While it is impossible to know where harder news stories are heading, it is very unlikely that they will disappear completely. Demand may be falling and the call for infotainment rising, but this does not mean that the demand for ‘high fibre’ content does not still exist. One need only look at the public outcry over Campbell Live’s canning for evidence of this.
Producers need also recognise that the economic imperative is not all-controlling. Demand is shaped by a continuous cycle of production and consumption, and news producers have considerable influence over shaping demand trends. Journalists will need to change to recognise that consumers want more entertainment. However, this does not mean they have to drop ‘high-fibre’ ‘unsexy’ content altogether.
Look at the current budget deficit, for example. As Williams puts it, “those three words are, for most mainstream audiences, journalistic suicide”. No one wants to talk numbers. Numbers are boring and confusing and feel irrelevant is comparison with other juicier, political content. But those numbers are actually extremely important in terms of the national economic situation. Back-to-back deficits mean ongoing borrowing and ongoing borrowing sees a nation fall further and further into debt.
Audiences need to know about this, but they’re not going to unless producers learn how to present this ‘high fibre’ news in an entertaining, accessible format – an infotainment format. Many may argue that this is ‘dumbing down’. The harder stuff is left out and simplified so that audiences will actually read or watch the piece. However, as Williams illustrates, “maybe it’s dumbing down, but maybe it’s saying this is relevant and how am I going to make it relevant to an audience that maybe isn’t [currently interested], or just doesn’t know they should care about it?”

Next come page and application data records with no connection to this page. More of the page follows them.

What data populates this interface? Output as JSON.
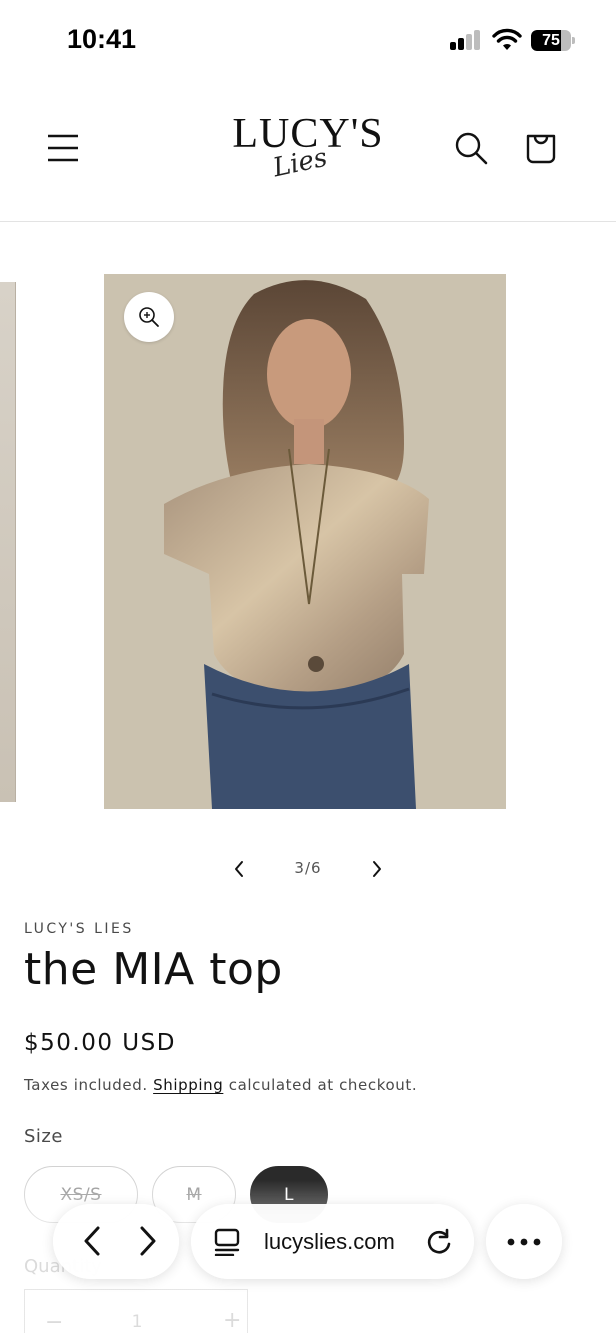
{
  "status_bar": {
    "time": "10:41",
    "battery": "75",
    "battery_level": 0.75
  },
  "header": {
    "logo_main": "LUCY'S",
    "logo_sub": "Lies",
    "icons": [
      "menu-icon",
      "search-icon",
      "cart-icon"
    ]
  },
  "gallery": {
    "current": "3",
    "separator": "/",
    "total": "6",
    "zoom_icon": "zoom-in-icon"
  },
  "product": {
    "vendor": "LUCY'S LIES",
    "title": "the MIA top",
    "price": "$50.00 USD",
    "tax_prefix": "Taxes included. ",
    "shipping_link": "Shipping",
    "tax_suffix": " calculated at checkout.",
    "size_label": "Size",
    "sizes": [
      {
        "label": "XS/S",
        "available": false,
        "selected": false
      },
      {
        "label": "M",
        "available": false,
        "selected": false
      },
      {
        "label": "L",
        "available": true,
        "selected": true
      }
    ],
    "quantity_label": "Quantity",
    "quantity_value": "1",
    "quantity_minus": "−",
    "quantity_plus": "+"
  },
  "browser": {
    "url": "lucyslies.com",
    "icons": [
      "back-icon",
      "forward-icon",
      "tabs-icon",
      "reload-icon",
      "more-icon"
    ]
  },
  "colors": {
    "text": "#121212",
    "muted": "#4a4a4a",
    "selected_pill": "#2a2a2a",
    "border": "#d2d2d2"
  }
}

Ultimately we need to recognise that though demand is changing, ‘high fibre’ news still has its place. This will be a relief to those critics who see infotainment as the villain of the media industry. They should find reassurance in knowing that those noble, ‘hard news’ journalist-knights will continue to ride through the darkness that is softer, commercially driven infotainment. This will be a challenge to journalists who will need to figure out where hard news content’s place will be. What medium should be used? How will stories be told? How can ‘unsexy’ information be made fun and entertaining yet continue to be educational and sufficient enough to enable audiences’ full participation in society and politics?
And this will be a responsibility that audiences must also take on. We need to realise the power we have been granted through the rise of digital technologies and the increasing influence of the commercial imperative. We need to recognise that we have the ability to choose what is presented to us, when and where and how we hear about what’s going on in our world. If hard-news styles are to continue then we must demand it. We must eat our greens of our own accord if news producers are to continue to provide them. And I can’t be alone in liking cucumber, broccoli et al.
It is impossible to predict where the rise of infotainment will go. But we can be certain it is going somewhere new. The ‘new’ news landscape may end up existing mainly online. It may take the new form of an infotainment hybrid. The new system might even be crowd-funded. We can choose to let this frighten us, or we can choose to embrace this change and allow ourselves to be excited by the possibilities of what’s to come.Support Villainesse